Data to process
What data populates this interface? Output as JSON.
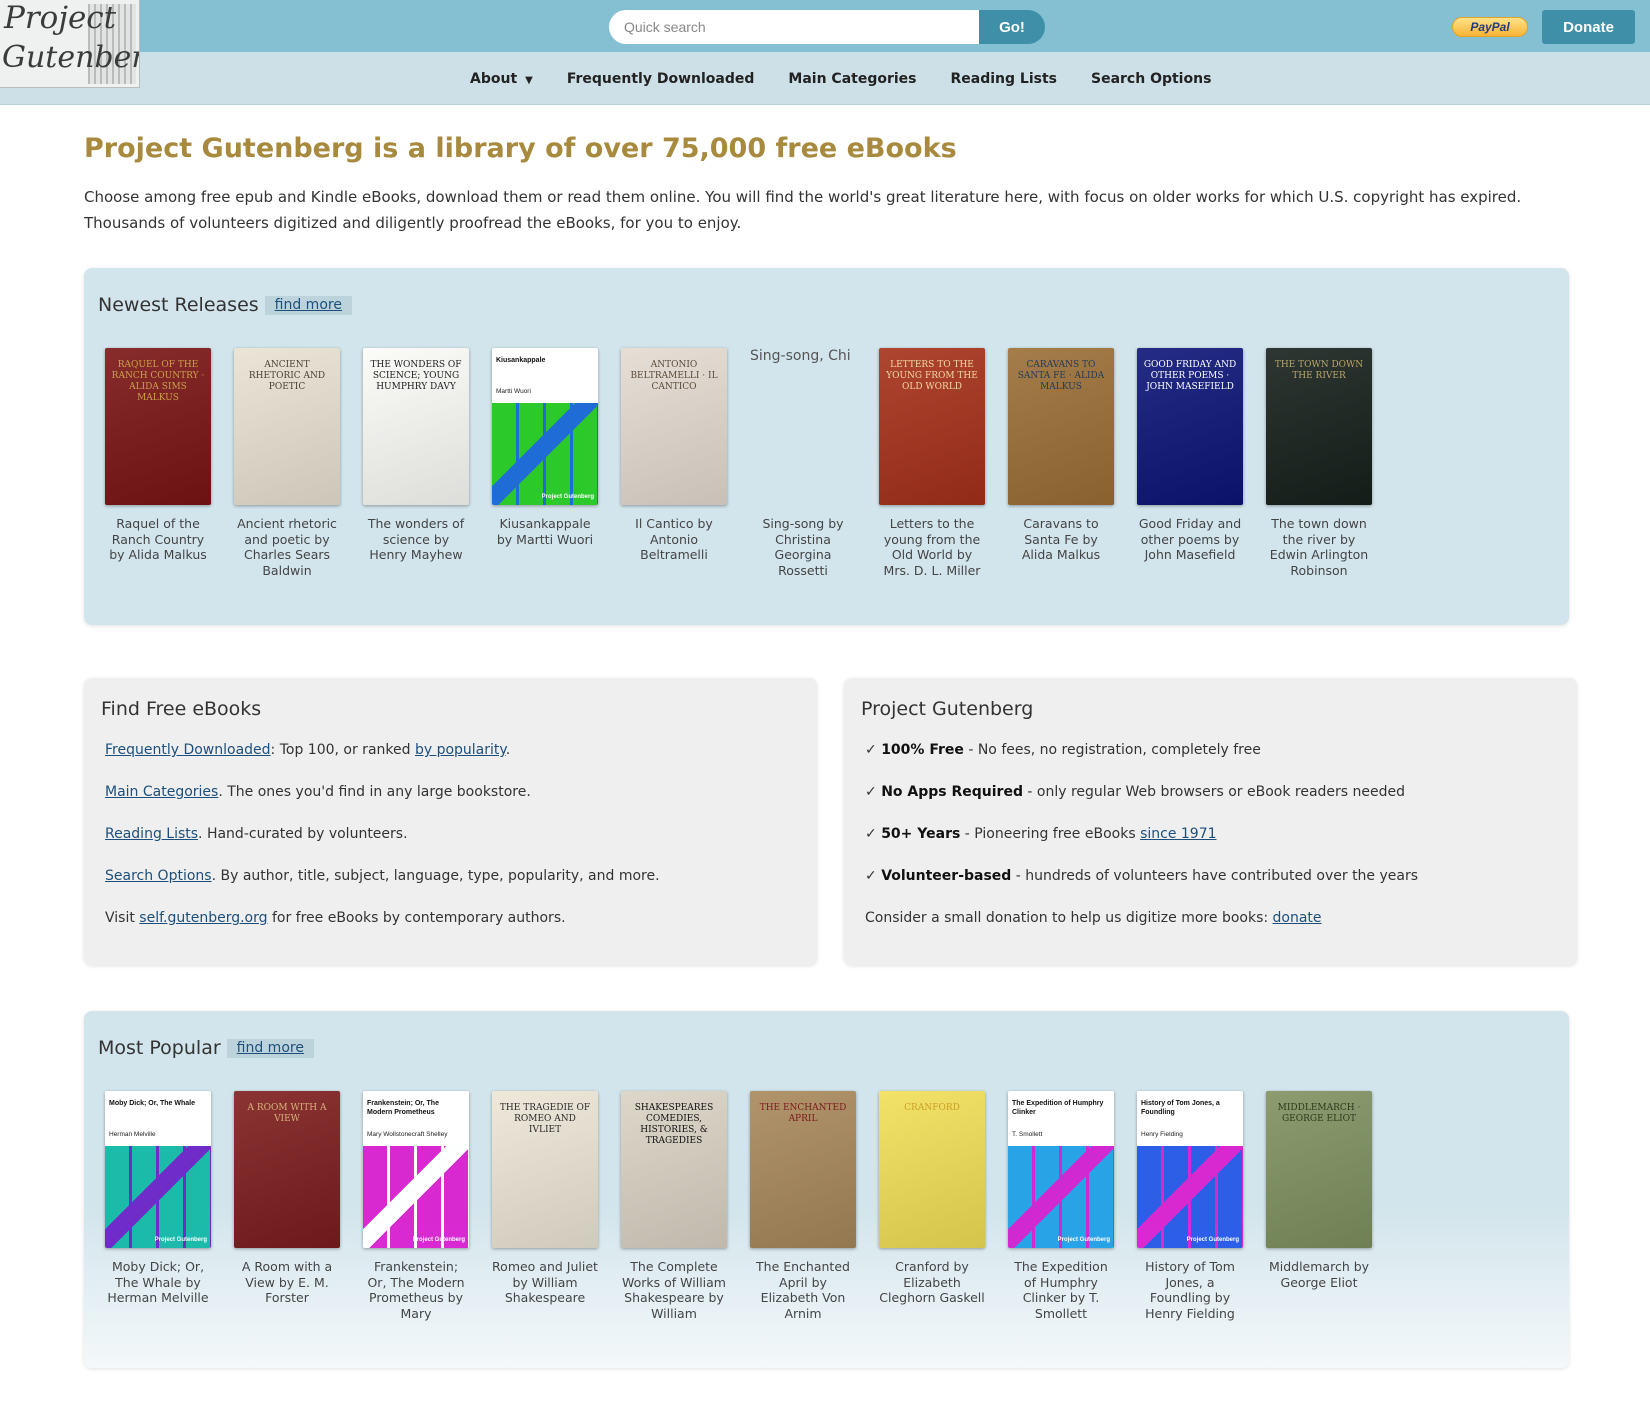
{
  "header": {
    "logo_line1": "Project",
    "logo_line2": "Gutenberg",
    "search_placeholder": "Quick search",
    "search_button": "Go!",
    "paypal_label": "PayPal",
    "donate_label": "Donate",
    "nav": [
      {
        "label": "About",
        "has_dropdown": true,
        "icon": "caret-down-icon"
      },
      {
        "label": "Frequently Downloaded"
      },
      {
        "label": "Main Categories"
      },
      {
        "label": "Reading Lists"
      },
      {
        "label": "Search Options"
      }
    ]
  },
  "intro": {
    "headline": "Project Gutenberg is a library of over 75,000 free eBooks",
    "body": "Choose among free epub and Kindle eBooks, download them or read them online. You will find the world's great literature here, with focus on older works for which U.S. copyright has expired. Thousands of volunteers digitized and diligently proofread the eBooks, for you to enjoy."
  },
  "newest": {
    "title": "Newest Releases",
    "find_more": "find more",
    "books": [
      {
        "label": "Raquel of the Ranch Country by Alida Malkus",
        "cover_text": "Raquel of the Ranch Country · Alida Sims Malkus",
        "cover_color": "#7a1414",
        "ink": "#c9a24a"
      },
      {
        "label": "Ancient rhetoric and poetic by Charles Sears Baldwin",
        "cover_text": "Ancient Rhetoric and Poetic",
        "cover_color": "#e8e2d2",
        "ink": "#4a4336"
      },
      {
        "label": "The wonders of science by Henry Mayhew",
        "cover_text": "The Wonders of Science; Young Humphry Davy",
        "cover_color": "#fbfbf8",
        "ink": "#222"
      },
      {
        "label": "Kiusankappale by Martti Wuori",
        "generated": true,
        "cover_title": "Kiusankappale",
        "cover_author": "Martti Wuori",
        "art": "green",
        "badge": "Project Gutenberg"
      },
      {
        "label": "Il Cantico by Antonio Beltramelli",
        "cover_text": "Antonio Beltramelli · Il Cantico",
        "cover_color": "#e4dbd0",
        "ink": "#5a4a3a"
      },
      {
        "label": "Sing-song by Christina Georgina Rossetti",
        "broken": true,
        "alt": "Sing-song, Chi"
      },
      {
        "label": "Letters to the young from the Old World by Mrs. D. L. Miller",
        "cover_text": "Letters to the Young from the Old World",
        "cover_color": "#a5301a",
        "ink": "#f1d9a0"
      },
      {
        "label": "Caravans to Santa Fe by Alida Malkus",
        "cover_text": "Caravans to Santa Fe · Alida Malkus",
        "cover_color": "#9b6e35",
        "ink": "#1f3b5a"
      },
      {
        "label": "Good Friday and other poems by John Masefield",
        "cover_text": "Good Friday and other poems · John Masefield",
        "cover_color": "#0b1477",
        "ink": "#ffffff"
      },
      {
        "label": "The town down the river by Edwin Arlington Robinson",
        "cover_text": "The Town Down the River",
        "cover_color": "#17201c",
        "ink": "#b8a56a"
      }
    ]
  },
  "find_free": {
    "title": "Find Free eBooks",
    "lines": [
      {
        "link": "Frequently Downloaded",
        "text": ": Top 100, or ranked ",
        "link2": "by popularity",
        "text2": "."
      },
      {
        "link": "Main Categories",
        "text": ". The ones you'd find in any large bookstore."
      },
      {
        "link": "Reading Lists",
        "text": ". Hand-curated by volunteers."
      },
      {
        "link": "Search Options",
        "text": ". By author, title, subject, language, type, popularity, and more."
      },
      {
        "pre": "Visit ",
        "link": "self.gutenberg.org",
        "text": " for free eBooks by contemporary authors."
      }
    ]
  },
  "pg": {
    "title": "Project Gutenberg",
    "lines": [
      {
        "check": "✓",
        "bold": "100% Free",
        "text": " - No fees, no registration, completely free"
      },
      {
        "check": "✓",
        "bold": "No Apps Required",
        "text": " - only regular Web browsers or eBook readers needed"
      },
      {
        "check": "✓",
        "bold": "50+ Years",
        "text": " - Pioneering free eBooks ",
        "link": "since 1971"
      },
      {
        "check": "✓",
        "bold": "Volunteer-based",
        "text": " - hundreds of volunteers have contributed over the years"
      },
      {
        "pre": "Consider a small donation to help us digitize more books: ",
        "link": "donate"
      }
    ]
  },
  "popular": {
    "title": "Most Popular",
    "find_more": "find more",
    "books": [
      {
        "label": "Moby Dick; Or, The Whale by Herman Melville",
        "generated": true,
        "cover_title": "Moby Dick; Or, The Whale",
        "cover_author": "Herman Melville",
        "art": "teal",
        "badge": "Project Gutenberg"
      },
      {
        "label": "A Room with a View by E. M. Forster",
        "cover_text": "A Room with a View",
        "cover_color": "#7d1d1d",
        "ink": "#d6b27a"
      },
      {
        "label": "Frankenstein; Or, The Modern Prometheus by Mary",
        "generated": true,
        "cover_title": "Frankenstein; Or, The Modern Prometheus",
        "cover_author": "Mary Wollstonecraft Shelley",
        "art": "magenta",
        "badge": "Project Gutenberg"
      },
      {
        "label": "Romeo and Juliet by William Shakespeare",
        "cover_text": "The Tragedie of Romeo and Ivliet",
        "cover_color": "#ece6d6",
        "ink": "#2b2b2b"
      },
      {
        "label": "The Complete Works of William Shakespeare by William",
        "cover_text": "Shakespeares Comedies, Histories, & Tragedies",
        "cover_color": "#d9d3c4",
        "ink": "#111"
      },
      {
        "label": "The Enchanted April by Elizabeth Von Arnim",
        "cover_text": "The Enchanted April",
        "cover_color": "#a8885a",
        "ink": "#7a1b1b"
      },
      {
        "label": "Cranford by Elizabeth Cleghorn Gaskell",
        "cover_text": "Cranford",
        "cover_color": "#f2df57",
        "ink": "#c9a227"
      },
      {
        "label": "The Expedition of Humphry Clinker by T. Smollett",
        "generated": true,
        "cover_title": "The Expedition of Humphry Clinker",
        "cover_author": "T. Smollett",
        "art": "blue",
        "badge": "Project Gutenberg"
      },
      {
        "label": "History of Tom Jones, a Foundling by Henry Fielding",
        "generated": true,
        "cover_title": "History of Tom Jones, a Foundling",
        "cover_author": "Henry Fielding",
        "art": "violet",
        "badge": "Project Gutenberg"
      },
      {
        "label": "Middlemarch by George Eliot",
        "cover_text": "Middlemarch · George Eliot",
        "cover_color": "#7f9160",
        "ink": "#2d3a1c"
      }
    ]
  },
  "colors": {
    "topbar": "#84c0d2",
    "navbar": "#cde0e7",
    "accent_button": "#3f8fa9",
    "headline": "#a88a3e",
    "book_panel": "#d2e5ec",
    "info_panel": "#efefef"
  }
}
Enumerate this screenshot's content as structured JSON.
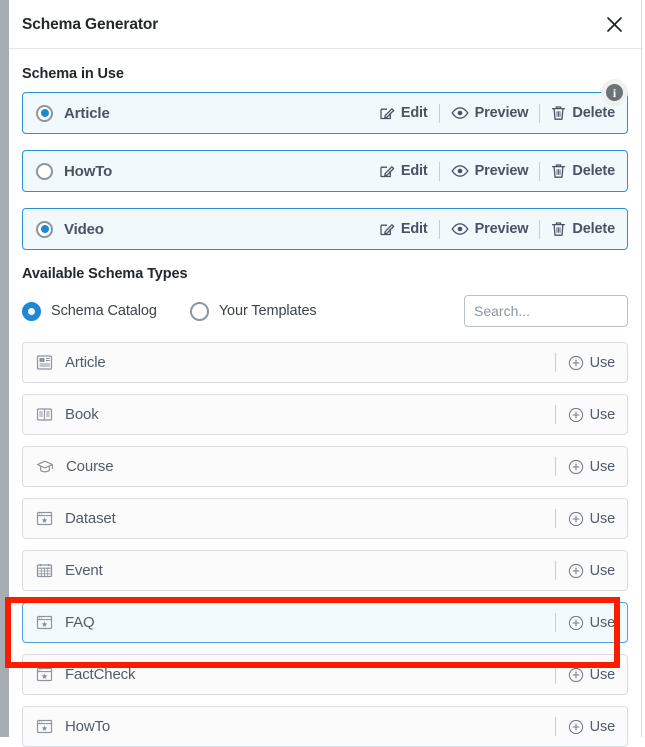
{
  "modal": {
    "title": "Schema Generator",
    "close_icon": "close-icon"
  },
  "schema_in_use": {
    "title": "Schema in Use",
    "info_icon": "info-icon",
    "info_glyph": "i",
    "action_labels": {
      "edit": "Edit",
      "preview": "Preview",
      "delete": "Delete"
    },
    "rows": [
      {
        "name": "Article",
        "selected": true
      },
      {
        "name": "HowTo",
        "selected": false
      },
      {
        "name": "Video",
        "selected": true
      }
    ]
  },
  "available_schema_types": {
    "title": "Available Schema Types",
    "filters": [
      {
        "label": "Schema Catalog",
        "selected": true
      },
      {
        "label": "Your Templates",
        "selected": false
      }
    ],
    "search": {
      "placeholder": "Search...",
      "value": ""
    },
    "use_label": "Use",
    "items": [
      {
        "name": "Article",
        "icon": "newspaper-icon",
        "highlighted": false
      },
      {
        "name": "Book",
        "icon": "open-book-icon",
        "highlighted": false
      },
      {
        "name": "Course",
        "icon": "graduation-cap-icon",
        "highlighted": false
      },
      {
        "name": "Dataset",
        "icon": "window-star-icon",
        "highlighted": false
      },
      {
        "name": "Event",
        "icon": "calendar-grid-icon",
        "highlighted": false
      },
      {
        "name": "FAQ",
        "icon": "window-star-icon",
        "highlighted": true
      },
      {
        "name": "FactCheck",
        "icon": "window-star-icon",
        "highlighted": false
      },
      {
        "name": "HowTo",
        "icon": "window-star-icon",
        "highlighted": false
      }
    ]
  },
  "annotation": {
    "color": "#fa1d00",
    "target": "FAQ"
  }
}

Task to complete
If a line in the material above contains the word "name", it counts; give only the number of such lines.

Result of the exercise
11